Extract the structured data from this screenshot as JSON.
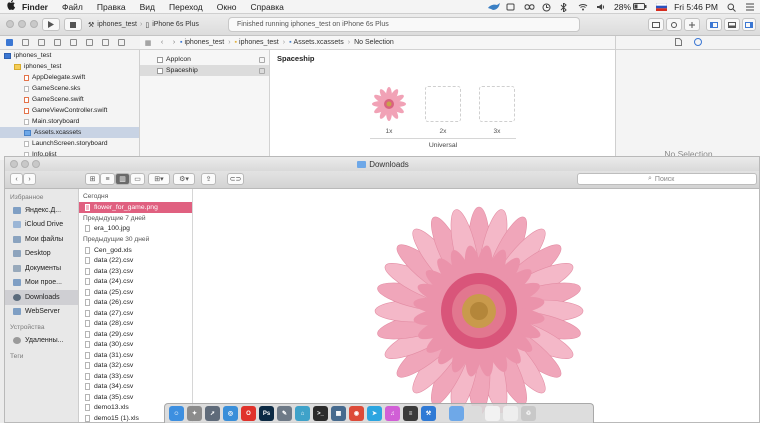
{
  "menubar": {
    "apple": "",
    "app_name": "Finder",
    "items": [
      "Файл",
      "Правка",
      "Вид",
      "Переход",
      "Окно",
      "Справка"
    ],
    "battery": "28%",
    "clock": "Fri 5:46 PM"
  },
  "xcode": {
    "scheme": {
      "project": "iphones_test",
      "device": "iPhone 6s Plus"
    },
    "activity": "Finished running iphones_test on iPhone 6s Plus",
    "jump_bar": [
      "iphones_test",
      "iphones_test",
      "Assets.xcassets",
      "No Selection"
    ],
    "navigator": [
      {
        "label": "iphones_test",
        "kind": "project",
        "indent": 0
      },
      {
        "label": "iphones_test",
        "kind": "folder",
        "indent": 1
      },
      {
        "label": "AppDelegate.swift",
        "kind": "swift",
        "indent": 2
      },
      {
        "label": "GameScene.sks",
        "kind": "file",
        "indent": 2
      },
      {
        "label": "GameScene.swift",
        "kind": "swift",
        "indent": 2
      },
      {
        "label": "GameViewController.swift",
        "kind": "swift",
        "indent": 2
      },
      {
        "label": "Main.storyboard",
        "kind": "file",
        "indent": 2
      },
      {
        "label": "Assets.xcassets",
        "kind": "assets",
        "indent": 2,
        "selected": true
      },
      {
        "label": "LaunchScreen.storyboard",
        "kind": "file",
        "indent": 2
      },
      {
        "label": "Info.plist",
        "kind": "file",
        "indent": 2
      }
    ],
    "assets": [
      {
        "label": "AppIcon",
        "selected": false
      },
      {
        "label": "Spaceship",
        "selected": true
      }
    ],
    "editor": {
      "title": "Spaceship",
      "slots": [
        "1x",
        "2x",
        "3x"
      ],
      "universal": "Universal"
    },
    "inspector": {
      "empty": "No Selection"
    }
  },
  "finder": {
    "title": "Downloads",
    "search_placeholder": "Поиск",
    "sidebar": {
      "favorites_header": "Избранное",
      "favorites": [
        {
          "label": "Яндекс.Д...",
          "icon": "folder-icon"
        },
        {
          "label": "iCloud Drive",
          "icon": "cloud-icon"
        },
        {
          "label": "Мои файлы",
          "icon": "files-icon"
        },
        {
          "label": "Desktop",
          "icon": "desktop-icon"
        },
        {
          "label": "Документы",
          "icon": "documents-icon"
        },
        {
          "label": "Мои прое...",
          "icon": "folder-icon"
        },
        {
          "label": "Downloads",
          "icon": "downloads-icon",
          "selected": true
        },
        {
          "label": "WebServer",
          "icon": "folder-icon"
        }
      ],
      "devices_header": "Устройства",
      "devices": [
        {
          "label": "Удаленны...",
          "icon": "disc-icon"
        }
      ],
      "tags_header": "Теги"
    },
    "list": {
      "today_header": "Сегодня",
      "today": [
        {
          "label": "flower_for_game.png",
          "selected": true
        }
      ],
      "week_header": "Предыдущие 7 дней",
      "week": [
        {
          "label": "era_100.jpg"
        }
      ],
      "month_header": "Предыдущие 30 дней",
      "month": [
        {
          "label": "Cen_god.xls"
        },
        {
          "label": "data (22).csv"
        },
        {
          "label": "data (23).csv"
        },
        {
          "label": "data (24).csv"
        },
        {
          "label": "data (25).csv"
        },
        {
          "label": "data (26).csv"
        },
        {
          "label": "data (27).csv"
        },
        {
          "label": "data (28).csv"
        },
        {
          "label": "data (29).csv"
        },
        {
          "label": "data (30).csv"
        },
        {
          "label": "data (31).csv"
        },
        {
          "label": "data (32).csv"
        },
        {
          "label": "data (33).csv"
        },
        {
          "label": "data (34).csv"
        },
        {
          "label": "data (35).csv"
        },
        {
          "label": "demo13.xls"
        },
        {
          "label": "demo15 (1).xls"
        }
      ]
    }
  },
  "dock": {
    "apps": [
      {
        "name": "finder-icon",
        "color": "#3d8fe0",
        "glyph": "☺"
      },
      {
        "name": "launchpad-icon",
        "color": "#8c8c8c",
        "glyph": "✦"
      },
      {
        "name": "rocket-icon",
        "color": "#5f6b7a",
        "glyph": "➚"
      },
      {
        "name": "safari-icon",
        "color": "#3a8fd9",
        "glyph": "◎"
      },
      {
        "name": "opera-icon",
        "color": "#e0322b",
        "glyph": "O"
      },
      {
        "name": "photoshop-icon",
        "color": "#0c2a44",
        "glyph": "Ps"
      },
      {
        "name": "tools-icon",
        "color": "#6e7a87",
        "glyph": "✎"
      },
      {
        "name": "utilities-icon",
        "color": "#3fa2c9",
        "glyph": "⌂"
      },
      {
        "name": "terminal-icon",
        "color": "#2b2b2b",
        "glyph": ">_"
      },
      {
        "name": "remote-icon",
        "color": "#466a8e",
        "glyph": "▦"
      },
      {
        "name": "chrome-icon",
        "color": "#dd4b39",
        "glyph": "◉"
      },
      {
        "name": "telegram-icon",
        "color": "#2ca5e0",
        "glyph": "➤"
      },
      {
        "name": "itunes-icon",
        "color": "#d15fd6",
        "glyph": "♫"
      },
      {
        "name": "console-icon",
        "color": "#3b3b3b",
        "glyph": "≡"
      },
      {
        "name": "xcode-icon",
        "color": "#2f7ad5",
        "glyph": "⚒"
      },
      {
        "name": "folder-icon",
        "color": "#6ea8e8",
        "glyph": ""
      },
      {
        "name": "preview-icon",
        "color": "#dcdcdc",
        "glyph": ""
      },
      {
        "name": "document-icon",
        "color": "#f2f2f2",
        "glyph": ""
      },
      {
        "name": "document-icon",
        "color": "#eeeeee",
        "glyph": ""
      },
      {
        "name": "trash-icon",
        "color": "#c8c8c8",
        "glyph": "♲"
      }
    ]
  }
}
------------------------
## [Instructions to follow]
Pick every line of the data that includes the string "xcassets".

## [Worked solution]
      "Assets.xcassets",
        "label": "Assets.xcassets",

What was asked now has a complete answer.